« Reply #14 on: December 05, 2018, 09:59:19 PM »
As a national memorial service, it was outstanding. President Bush was a man who acted with integrity, cared for others, had a remarkable and gifted wife and family, and served his nation for his entire life. Today some might fuss that he was of the "elite Eastern establishment," born to privilege and living his life in comfort; and to some extent that is true. But considering what others might have done with a wealthy and socially-privileged birth and life circumstance and what he did with it, we must recognize him with great honors. All memoirs, even those of people who opposed him politically, speak of his care for others - even his opponents - and his graciousness. A fine man, indeed.
History can assess the geopolitics and economics of the oil industry, and his family was part of that; but as a man, the late president was - given his time and place - a man worth honoring.

No doubt about it. He deserved very bit of those eulogies and more. I'm just not sure that it belonged at the church, but I'm not an Episcopalian. I almost forgot that he was raised in the East coast establishment, but then I'm just a dumb veteran who always admired his "adventure" in the Pacific at 20 years old.

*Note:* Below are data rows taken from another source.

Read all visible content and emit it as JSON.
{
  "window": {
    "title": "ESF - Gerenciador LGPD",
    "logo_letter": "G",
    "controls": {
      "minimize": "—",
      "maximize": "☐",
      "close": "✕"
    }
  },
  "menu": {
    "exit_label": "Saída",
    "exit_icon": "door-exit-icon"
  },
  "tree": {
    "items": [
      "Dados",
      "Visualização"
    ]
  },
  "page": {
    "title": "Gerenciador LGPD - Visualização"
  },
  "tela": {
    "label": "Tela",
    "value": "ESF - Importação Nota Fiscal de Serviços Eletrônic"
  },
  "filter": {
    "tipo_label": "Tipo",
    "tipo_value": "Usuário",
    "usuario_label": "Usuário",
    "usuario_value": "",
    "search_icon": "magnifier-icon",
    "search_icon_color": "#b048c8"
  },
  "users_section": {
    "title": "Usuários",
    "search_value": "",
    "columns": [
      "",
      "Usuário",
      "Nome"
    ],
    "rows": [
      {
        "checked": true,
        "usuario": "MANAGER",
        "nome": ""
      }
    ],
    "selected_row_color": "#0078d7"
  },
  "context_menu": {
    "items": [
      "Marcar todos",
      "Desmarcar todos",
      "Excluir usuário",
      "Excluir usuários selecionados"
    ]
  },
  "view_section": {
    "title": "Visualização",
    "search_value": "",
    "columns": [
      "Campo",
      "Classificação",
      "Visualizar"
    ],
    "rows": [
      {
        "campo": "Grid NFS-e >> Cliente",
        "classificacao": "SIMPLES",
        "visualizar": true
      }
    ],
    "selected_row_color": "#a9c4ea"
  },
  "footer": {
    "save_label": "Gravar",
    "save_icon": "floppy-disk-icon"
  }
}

Peace, JOHN (career Army chaplain, who never allows a flag over casket in the church   :) )

Not a dumb veteran at all.  As I listened to the eulogies, most especially about his military service I couldn't help but reflect on Ann Richardson's remark before his 1988 election... "Poor George, he was born with a silver spoon..."    That's immaterial as one looks at his service both in the military and beyond.  His "adventure" is to be admired.


Gov. Richards's actual quote:  "Poor George.  He can't help it.  He was born with a silver foot in his mouth."  Not a bad line in a political-convention speech.

Sorry for the misquote.